[Element data from apps and pages]

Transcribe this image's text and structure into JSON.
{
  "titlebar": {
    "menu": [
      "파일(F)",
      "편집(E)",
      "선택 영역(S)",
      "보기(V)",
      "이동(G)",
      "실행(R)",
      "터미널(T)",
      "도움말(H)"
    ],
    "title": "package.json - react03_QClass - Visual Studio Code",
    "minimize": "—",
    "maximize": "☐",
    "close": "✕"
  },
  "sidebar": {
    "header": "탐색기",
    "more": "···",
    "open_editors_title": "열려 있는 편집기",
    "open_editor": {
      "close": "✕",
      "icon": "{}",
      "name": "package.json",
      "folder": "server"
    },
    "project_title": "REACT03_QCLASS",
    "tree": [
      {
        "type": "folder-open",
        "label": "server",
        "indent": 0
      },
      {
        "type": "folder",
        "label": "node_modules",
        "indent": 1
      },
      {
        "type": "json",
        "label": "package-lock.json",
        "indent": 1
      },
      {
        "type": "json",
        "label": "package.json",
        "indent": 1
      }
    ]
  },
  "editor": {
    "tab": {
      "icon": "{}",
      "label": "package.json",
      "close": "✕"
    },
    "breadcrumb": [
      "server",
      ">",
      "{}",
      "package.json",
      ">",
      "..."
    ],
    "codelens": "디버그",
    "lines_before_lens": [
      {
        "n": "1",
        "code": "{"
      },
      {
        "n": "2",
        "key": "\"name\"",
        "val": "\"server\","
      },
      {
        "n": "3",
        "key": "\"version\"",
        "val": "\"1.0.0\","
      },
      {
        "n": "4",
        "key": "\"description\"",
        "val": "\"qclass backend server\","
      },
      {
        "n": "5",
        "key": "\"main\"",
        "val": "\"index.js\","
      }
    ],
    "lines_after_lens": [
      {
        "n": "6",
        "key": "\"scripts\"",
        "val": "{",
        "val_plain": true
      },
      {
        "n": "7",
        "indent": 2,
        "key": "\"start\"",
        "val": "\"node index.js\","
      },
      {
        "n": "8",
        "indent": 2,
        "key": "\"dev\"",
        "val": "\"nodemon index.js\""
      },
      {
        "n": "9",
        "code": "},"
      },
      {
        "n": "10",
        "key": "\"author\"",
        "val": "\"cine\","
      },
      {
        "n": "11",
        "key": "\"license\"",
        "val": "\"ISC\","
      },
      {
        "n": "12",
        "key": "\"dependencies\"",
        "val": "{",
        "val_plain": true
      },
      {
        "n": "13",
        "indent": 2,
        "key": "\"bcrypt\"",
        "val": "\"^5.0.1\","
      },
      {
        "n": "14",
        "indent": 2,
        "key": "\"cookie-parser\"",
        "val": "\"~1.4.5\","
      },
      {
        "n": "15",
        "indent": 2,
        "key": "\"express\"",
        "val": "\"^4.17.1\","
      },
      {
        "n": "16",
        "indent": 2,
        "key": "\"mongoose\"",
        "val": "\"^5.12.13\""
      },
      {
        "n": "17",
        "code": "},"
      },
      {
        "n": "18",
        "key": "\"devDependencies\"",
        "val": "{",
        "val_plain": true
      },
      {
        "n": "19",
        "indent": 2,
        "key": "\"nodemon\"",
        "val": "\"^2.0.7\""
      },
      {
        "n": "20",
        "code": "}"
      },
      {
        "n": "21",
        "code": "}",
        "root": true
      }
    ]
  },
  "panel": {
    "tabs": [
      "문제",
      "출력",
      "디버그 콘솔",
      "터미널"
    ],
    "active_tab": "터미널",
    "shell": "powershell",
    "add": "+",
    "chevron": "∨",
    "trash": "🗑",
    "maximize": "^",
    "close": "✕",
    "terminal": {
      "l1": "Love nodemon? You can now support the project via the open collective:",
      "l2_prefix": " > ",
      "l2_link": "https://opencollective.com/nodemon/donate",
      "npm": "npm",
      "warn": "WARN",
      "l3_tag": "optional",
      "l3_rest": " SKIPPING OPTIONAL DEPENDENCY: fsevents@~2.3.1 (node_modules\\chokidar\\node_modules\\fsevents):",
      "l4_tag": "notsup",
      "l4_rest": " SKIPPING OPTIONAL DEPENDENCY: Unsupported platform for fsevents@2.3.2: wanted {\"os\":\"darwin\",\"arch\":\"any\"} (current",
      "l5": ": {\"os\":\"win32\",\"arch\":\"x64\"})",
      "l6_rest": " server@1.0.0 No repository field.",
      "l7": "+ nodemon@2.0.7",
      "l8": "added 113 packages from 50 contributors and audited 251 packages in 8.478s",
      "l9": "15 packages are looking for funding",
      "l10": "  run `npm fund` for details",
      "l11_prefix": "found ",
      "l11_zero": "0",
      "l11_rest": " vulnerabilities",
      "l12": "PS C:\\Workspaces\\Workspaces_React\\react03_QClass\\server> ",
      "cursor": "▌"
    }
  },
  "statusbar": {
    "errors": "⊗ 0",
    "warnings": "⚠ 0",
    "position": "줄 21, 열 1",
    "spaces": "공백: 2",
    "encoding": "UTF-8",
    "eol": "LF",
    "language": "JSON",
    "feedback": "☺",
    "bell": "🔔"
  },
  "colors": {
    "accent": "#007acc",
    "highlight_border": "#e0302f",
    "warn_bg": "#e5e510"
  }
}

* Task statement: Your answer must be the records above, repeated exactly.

* Your solution:
Transcribe this image's text and structure into JSON.
{
  "titlebar": {
    "menu": [
      "파일(F)",
      "편집(E)",
      "선택 영역(S)",
      "보기(V)",
      "이동(G)",
      "실행(R)",
      "터미널(T)",
      "도움말(H)"
    ],
    "title": "package.json - react03_QClass - Visual Studio Code",
    "minimize": "—",
    "maximize": "☐",
    "close": "✕"
  },
  "sidebar": {
    "header": "탐색기",
    "more": "···",
    "open_editors_title": "열려 있는 편집기",
    "open_editor": {
      "close": "✕",
      "icon": "{}",
      "name": "package.json",
      "folder": "server"
    },
    "project_title": "REACT03_QCLASS",
    "tree": [
      {
        "type": "folder-open",
        "label": "server",
        "indent": 0
      },
      {
        "type": "folder",
        "label": "node_modules",
        "indent": 1
      },
      {
        "type": "json",
        "label": "package-lock.json",
        "indent": 1
      },
      {
        "type": "json",
        "label": "package.json",
        "indent": 1
      }
    ]
  },
  "editor": {
    "tab": {
      "icon": "{}",
      "label": "package.json",
      "close": "✕"
    },
    "breadcrumb": [
      "server",
      ">",
      "{}",
      "package.json",
      ">",
      "..."
    ],
    "codelens": "디버그",
    "lines_before_lens": [
      {
        "n": "1",
        "code": "{"
      },
      {
        "n": "2",
        "key": "\"name\"",
        "val": "\"server\","
      },
      {
        "n": "3",
        "key": "\"version\"",
        "val": "\"1.0.0\","
      },
      {
        "n": "4",
        "key": "\"description\"",
        "val": "\"qclass backend server\","
      },
      {
        "n": "5",
        "key": "\"main\"",
        "val": "\"index.js\","
      }
    ],
    "lines_after_lens": [
      {
        "n": "6",
        "key": "\"scripts\"",
        "val": "{",
        "val_plain": true
      },
      {
        "n": "7",
        "indent": 2,
        "key": "\"start\"",
        "val": "\"node index.js\","
      },
      {
        "n": "8",
        "indent": 2,
        "key": "\"dev\"",
        "val": "\"nodemon index.js\""
      },
      {
        "n": "9",
        "code": "},"
      },
      {
        "n": "10",
        "key": "\"author\"",
        "val": "\"cine\","
      },
      {
        "n": "11",
        "key": "\"license\"",
        "val": "\"ISC\","
      },
      {
        "n": "12",
        "key": "\"dependencies\"",
        "val": "{",
        "val_plain": true
      },
      {
        "n": "13",
        "indent": 2,
        "key": "\"bcrypt\"",
        "val": "\"^5.0.1\","
      },
      {
        "n": "14",
        "indent": 2,
        "key": "\"cookie-parser\"",
        "val": "\"~1.4.5\","
      },
      {
        "n": "15",
        "indent": 2,
        "key": "\"express\"",
        "val": "\"^4.17.1\","
      },
      {
        "n": "16",
        "indent": 2,
        "key": "\"mongoose\"",
        "val": "\"^5.12.13\""
      },
      {
        "n": "17",
        "code": "},"
      },
      {
        "n": "18",
        "key": "\"devDependencies\"",
        "val": "{",
        "val_plain": true
      },
      {
        "n": "19",
        "indent": 2,
        "key": "\"nodemon\"",
        "val": "\"^2.0.7\""
      },
      {
        "n": "20",
        "code": "}"
      },
      {
        "n": "21",
        "code": "}",
        "root": true
      }
    ]
  },
  "panel": {
    "tabs": [
      "문제",
      "출력",
      "디버그 콘솔",
      "터미널"
    ],
    "active_tab": "터미널",
    "shell": "powershell",
    "add": "+",
    "chevron": "∨",
    "trash": "🗑",
    "maximize": "^",
    "close": "✕",
    "terminal": {
      "l1": "Love nodemon? You can now support the project via the open collective:",
      "l2_prefix": " > ",
      "l2_link": "https://opencollective.com/nodemon/donate",
      "npm": "npm",
      "warn": "WARN",
      "l3_tag": "optional",
      "l3_rest": " SKIPPING OPTIONAL DEPENDENCY: fsevents@~2.3.1 (node_modules\\chokidar\\node_modules\\fsevents):",
      "l4_tag": "notsup",
      "l4_rest": " SKIPPING OPTIONAL DEPENDENCY: Unsupported platform for fsevents@2.3.2: wanted {\"os\":\"darwin\",\"arch\":\"any\"} (current",
      "l5": ": {\"os\":\"win32\",\"arch\":\"x64\"})",
      "l6_rest": " server@1.0.0 No repository field.",
      "l7": "+ nodemon@2.0.7",
      "l8": "added 113 packages from 50 contributors and audited 251 packages in 8.478s",
      "l9": "15 packages are looking for funding",
      "l10": "  run `npm fund` for details",
      "l11_prefix": "found ",
      "l11_zero": "0",
      "l11_rest": " vulnerabilities",
      "l12": "PS C:\\Workspaces\\Workspaces_React\\react03_QClass\\server> ",
      "cursor": "▌"
    }
  },
  "statusbar": {
    "errors": "⊗ 0",
    "warnings": "⚠ 0",
    "position": "줄 21, 열 1",
    "spaces": "공백: 2",
    "encoding": "UTF-8",
    "eol": "LF",
    "language": "JSON",
    "feedback": "☺",
    "bell": "🔔"
  },
  "colors": {
    "accent": "#007acc",
    "highlight_border": "#e0302f",
    "warn_bg": "#e5e510"
  }
}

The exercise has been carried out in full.